I could not wait to meet the guys behind Bryggeriet Djævlebryg at The Festival US to share with them my unique first experience with one of their beers.
I introduced myself to Per Olaf and began to tell him the story. I also proposed to Per Olaf that he participate in my Craft You interview series, which can be read here- http://craftbeercoach.com/?p=281
I discovered a place called Den Tatoverede Enke (The Tattooed Widow). It is a Belgian themed beer restaurant and pub that quickly became my "go-to" place on every trip. Strangely enough I have never made it upstairs to the restaurant portion but I hear good things about the incorporation of beer into all of the menu items. I loved the intimacy of the pub and being able to talk to the bartenders about beer and scotch. We had an ongoing debate on the merits of Highland malt as opposed to Islay malt. They seem to prefer Islay. I like Highland.
One night I took up residence in my usual corner of the bar on a slow weekday evening. A chef emerges from the kitchen behind the bar with a tray of what look to be dark chocolate candy.

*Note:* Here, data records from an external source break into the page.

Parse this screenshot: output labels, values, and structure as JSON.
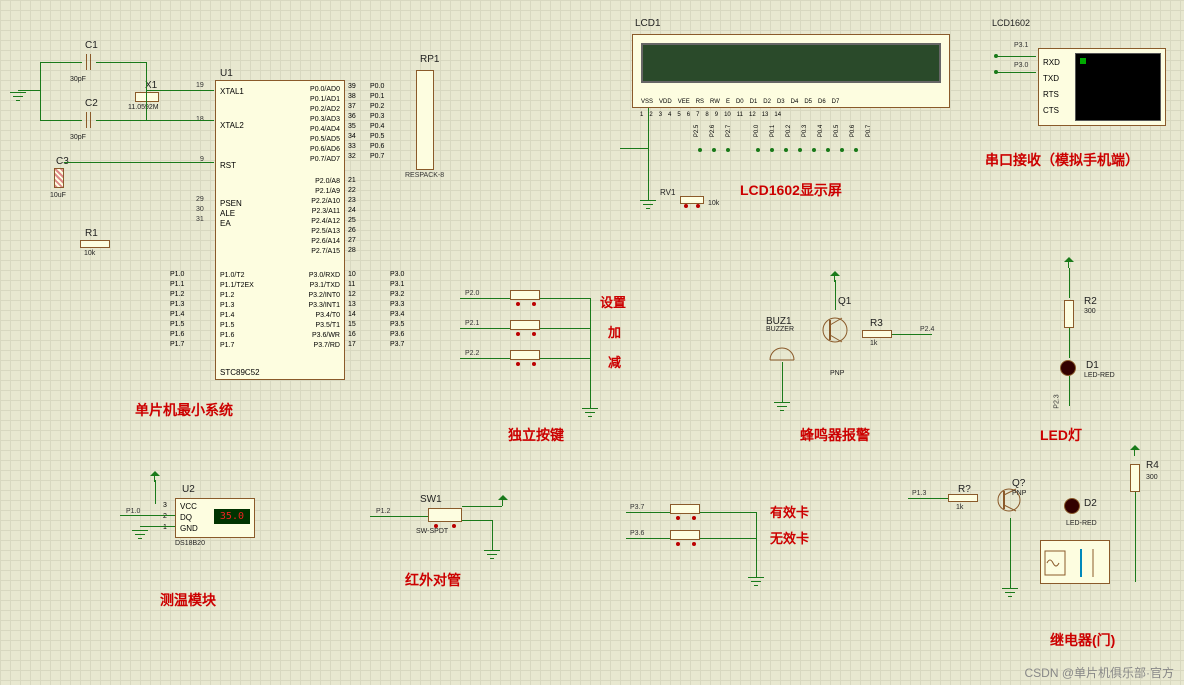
{
  "titles": {
    "mcu": "单片机最小系统",
    "lcd": "LCD1602显示屏",
    "serial": "串口接收（模拟手机端）",
    "buttons": "独立按键",
    "buzzer": "蜂鸣器报警",
    "led": "LED灯",
    "temp": "测温模块",
    "ir": "红外对管",
    "relay": "继电器(门)",
    "cardValid": "有效卡",
    "cardInvalid": "无效卡",
    "btnSet": "设置",
    "btnAdd": "加",
    "btnSub": "减"
  },
  "components": {
    "C1": {
      "ref": "C1",
      "value": "30pF"
    },
    "C2": {
      "ref": "C2",
      "value": "30pF"
    },
    "C3": {
      "ref": "C3",
      "value": "10uF"
    },
    "X1": {
      "ref": "X1",
      "value": "11.0592M"
    },
    "R1": {
      "ref": "R1",
      "value": "10k"
    },
    "R2": {
      "ref": "R2",
      "value": "300"
    },
    "R3": {
      "ref": "R3",
      "value": "1k"
    },
    "R4": {
      "ref": "R4",
      "value": "300"
    },
    "Rq": {
      "ref": "R?",
      "value": "1k"
    },
    "RV1": {
      "ref": "RV1",
      "value": "10k"
    },
    "RP1": {
      "ref": "RP1",
      "value": "RESPACK-8"
    },
    "U1": {
      "ref": "U1",
      "part": "STC89C52"
    },
    "U2": {
      "ref": "U2",
      "part": "DS18B20",
      "display": "35.0"
    },
    "LCD1": {
      "ref": "LCD1",
      "part": "LCD1602"
    },
    "D1": {
      "ref": "D1",
      "value": "LED-RED"
    },
    "D2": {
      "ref": "D2",
      "value": "LED-RED"
    },
    "Q1": {
      "ref": "Q1",
      "value": "PNP"
    },
    "Qq": {
      "ref": "Q?",
      "value": "PNP"
    },
    "BUZ1": {
      "ref": "BUZ1",
      "value": "BUZZER"
    },
    "SW1": {
      "ref": "SW1",
      "value": "SW-SPDT"
    }
  },
  "mcuPins": {
    "left": [
      {
        "num": "19",
        "name": "XTAL1"
      },
      {
        "num": "18",
        "name": "XTAL2"
      },
      {
        "num": "9",
        "name": "RST"
      },
      {
        "num": "29",
        "name": "PSEN"
      },
      {
        "num": "30",
        "name": "ALE"
      },
      {
        "num": "31",
        "name": "EA"
      },
      {
        "num": "",
        "name": "P1.0/T2"
      },
      {
        "num": "",
        "name": "P1.1/T2EX"
      },
      {
        "num": "",
        "name": "P1.2"
      },
      {
        "num": "",
        "name": "P1.3"
      },
      {
        "num": "",
        "name": "P1.4"
      },
      {
        "num": "",
        "name": "P1.5"
      },
      {
        "num": "",
        "name": "P1.6"
      },
      {
        "num": "",
        "name": "P1.7"
      }
    ],
    "right": [
      {
        "num": "39",
        "name": "P0.0/AD0"
      },
      {
        "num": "38",
        "name": "P0.1/AD1"
      },
      {
        "num": "37",
        "name": "P0.2/AD2"
      },
      {
        "num": "36",
        "name": "P0.3/AD3"
      },
      {
        "num": "35",
        "name": "P0.4/AD4"
      },
      {
        "num": "34",
        "name": "P0.5/AD5"
      },
      {
        "num": "33",
        "name": "P0.6/AD6"
      },
      {
        "num": "32",
        "name": "P0.7/AD7"
      },
      {
        "num": "21",
        "name": "P2.0/A8"
      },
      {
        "num": "22",
        "name": "P2.1/A9"
      },
      {
        "num": "23",
        "name": "P2.2/A10"
      },
      {
        "num": "24",
        "name": "P2.3/A11"
      },
      {
        "num": "25",
        "name": "P2.4/A12"
      },
      {
        "num": "26",
        "name": "P2.5/A13"
      },
      {
        "num": "27",
        "name": "P2.6/A14"
      },
      {
        "num": "28",
        "name": "P2.7/A15"
      },
      {
        "num": "10",
        "name": "P3.0/RXD"
      },
      {
        "num": "11",
        "name": "P3.1/TXD"
      },
      {
        "num": "12",
        "name": "P3.2/INT0"
      },
      {
        "num": "13",
        "name": "P3.3/INT1"
      },
      {
        "num": "14",
        "name": "P3.4/T0"
      },
      {
        "num": "15",
        "name": "P3.5/T1"
      },
      {
        "num": "16",
        "name": "P3.6/WR"
      },
      {
        "num": "17",
        "name": "P3.7/RD"
      }
    ],
    "rp1": [
      "P0.0",
      "P0.1",
      "P0.2",
      "P0.3",
      "P0.4",
      "P0.5",
      "P0.6",
      "P0.7"
    ],
    "p1labels": [
      "P1.0",
      "P1.1",
      "P1.2",
      "P1.3",
      "P1.4",
      "P1.5",
      "P1.6",
      "P1.7"
    ],
    "p3labels": [
      "P3.0",
      "P3.1",
      "P3.2",
      "P3.3",
      "P3.4",
      "P3.5",
      "P3.6",
      "P3.7"
    ]
  },
  "lcdPins": {
    "top": [
      "VSS",
      "VDD",
      "VEE",
      "RS",
      "RW",
      "E",
      "D0",
      "D1",
      "D2",
      "D3",
      "D4",
      "D5",
      "D6",
      "D7"
    ],
    "bottomNums": [
      "1",
      "2",
      "3",
      "4",
      "5",
      "6",
      "7",
      "8",
      "9",
      "10",
      "11",
      "12",
      "13",
      "14"
    ],
    "bottomNets": [
      "",
      "",
      "",
      "P2.5",
      "P2.6",
      "P2.7",
      "",
      "P0.0",
      "P0.1",
      "P0.2",
      "P0.3",
      "P0.4",
      "P0.5",
      "P0.6",
      "P0.7"
    ]
  },
  "serialPins": [
    "RXD",
    "TXD",
    "RTS",
    "CTS"
  ],
  "serialNets": [
    "P3.1",
    "P3.0"
  ],
  "buttonPins": [
    "P2.0",
    "P2.1",
    "P2.2"
  ],
  "u2Pins": [
    "VCC",
    "DQ",
    "GND"
  ],
  "u2Nums": [
    "3",
    "2",
    "1"
  ],
  "netLabels": {
    "sw1": "P1.2",
    "card1": "P3.7",
    "card2": "P3.6",
    "buz": "P2.4",
    "led": "P2.3",
    "relay": "P1.3",
    "temp": "P1.0"
  },
  "watermark": "CSDN @单片机俱乐部·官方"
}
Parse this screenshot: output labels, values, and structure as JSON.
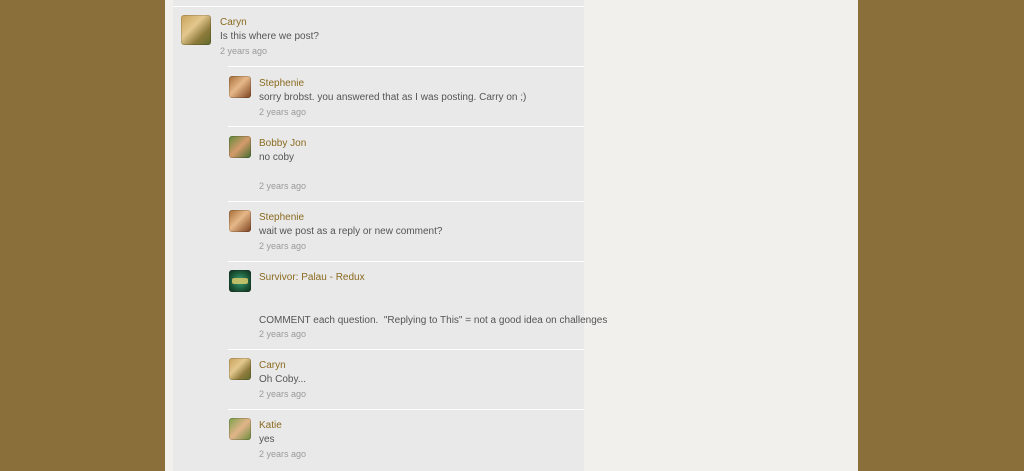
{
  "comments": [
    {
      "author": "Caryn",
      "text": "Is this where we post?",
      "time": "2 years ago",
      "avatar_icon": "caryn-avatar-icon"
    },
    {
      "author": "Stephenie",
      "text": "sorry brobst. you answered that as I was posting. Carry on ;)",
      "time": "2 years ago",
      "avatar_icon": "stephenie-avatar-icon"
    },
    {
      "author": "Bobby Jon",
      "text": "no coby",
      "time": "2 years ago",
      "avatar_icon": "bobby-jon-avatar-icon"
    },
    {
      "author": "Stephenie",
      "text": "wait we post as a reply or new comment?",
      "time": "2 years ago",
      "avatar_icon": "stephenie-avatar-icon"
    },
    {
      "author": "Survivor: Palau - Redux",
      "text": "COMMENT each question.  \"Replying to This\" = not a good idea on challenges",
      "time": "2 years ago",
      "avatar_icon": "survivor-logo-icon"
    },
    {
      "author": "Caryn",
      "text": "Oh Coby...",
      "time": "2 years ago",
      "avatar_icon": "caryn-avatar-icon"
    },
    {
      "author": "Katie",
      "text": "yes",
      "time": "2 years ago",
      "avatar_icon": "katie-avatar-icon"
    }
  ],
  "colors": {
    "outer_background": "#8a6f3a",
    "page_background": "#f1f0ec",
    "thread_background": "#e9e9e9",
    "author_link": "#8a6a1f",
    "body_text": "#555555",
    "timestamp": "#9a9a9a"
  }
}
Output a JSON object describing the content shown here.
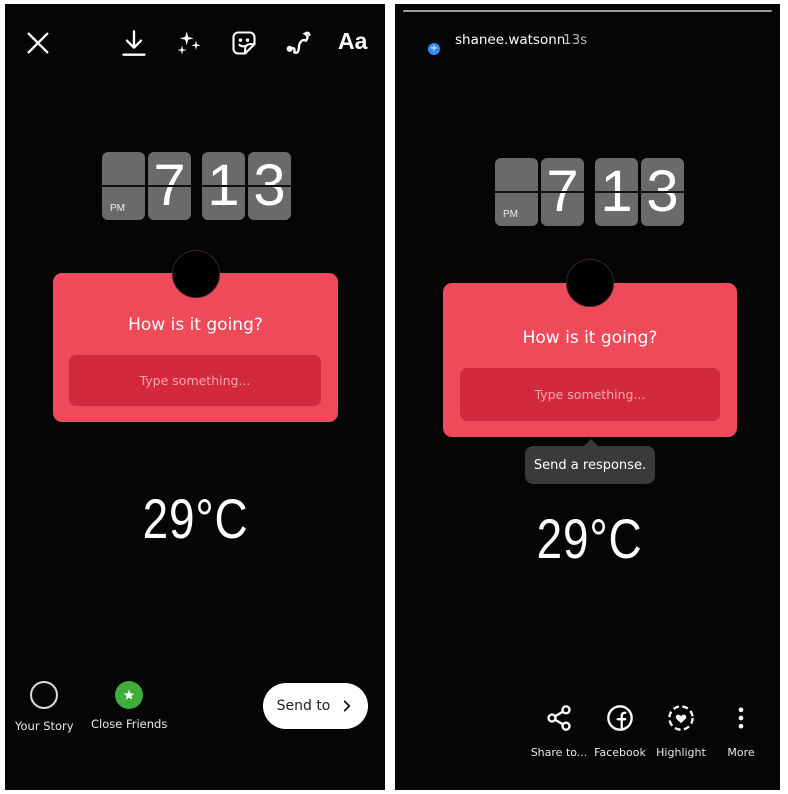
{
  "left_panel": {
    "toolbar": {
      "close": "close-icon",
      "download": "download-icon",
      "effects": "sparkles-icon",
      "sticker": "sticker-icon",
      "draw": "draw-icon",
      "text_label": "Aa"
    },
    "clock": {
      "ampm": "PM",
      "hour": "7",
      "minute_tens": "1",
      "minute_ones": "3"
    },
    "question": {
      "title": "How is it going?",
      "placeholder": "Type something..."
    },
    "temperature": "29°C",
    "share_options": [
      {
        "label": "Your Story",
        "icon": "circle-icon"
      },
      {
        "label": "Close Friends",
        "icon": "star-icon",
        "color": "#3fad3a"
      }
    ],
    "send_button": {
      "label": "Send to",
      "icon": "chevron-right-icon"
    }
  },
  "right_panel": {
    "header": {
      "username": "shanee.watsonn",
      "time_ago": "13s",
      "add_icon": "plus-icon"
    },
    "clock": {
      "ampm": "PM",
      "hour": "7",
      "minute_tens": "1",
      "minute_ones": "3"
    },
    "question": {
      "title": "How is it going?",
      "placeholder": "Type something..."
    },
    "tooltip": "Send a response.",
    "temperature": "29°C",
    "actions": [
      {
        "label": "Share to...",
        "icon": "share-icon"
      },
      {
        "label": "Facebook",
        "icon": "facebook-icon"
      },
      {
        "label": "Highlight",
        "icon": "highlight-icon"
      },
      {
        "label": "More",
        "icon": "more-vertical-icon"
      }
    ]
  },
  "colors": {
    "sticker": "#ee4a5a",
    "sticker_input": "#d22a3c",
    "close_friends": "#3fad3a",
    "badge_blue": "#2f8cf0"
  }
}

He proceeds to walk amongst the pub patrons, offering a sample.
I receive one and that first bite just blew me away! What a deep and savory smoky, caramely, toffee-like center in the chocolate! I anxiously summon the bartender over to ask him what I am enjoying. He points to one of the gleaming taps as if to indicate this decadent morsel has something to do with a beer that is on tap.
The center of the chocolate in fact was a reduction of Bryggeriet Djævlebryg's Nekron Stout. As I savored every last bit of that treat I ordered a glass of the beer. Up until that time, it was the most impressive beer I had experienced and the only beer I have posted a review of on beeradvocate.com.
So my first experience with Bryggeriet Djævlebryg was a dark chocolate covered toffee made from Nekron Stout.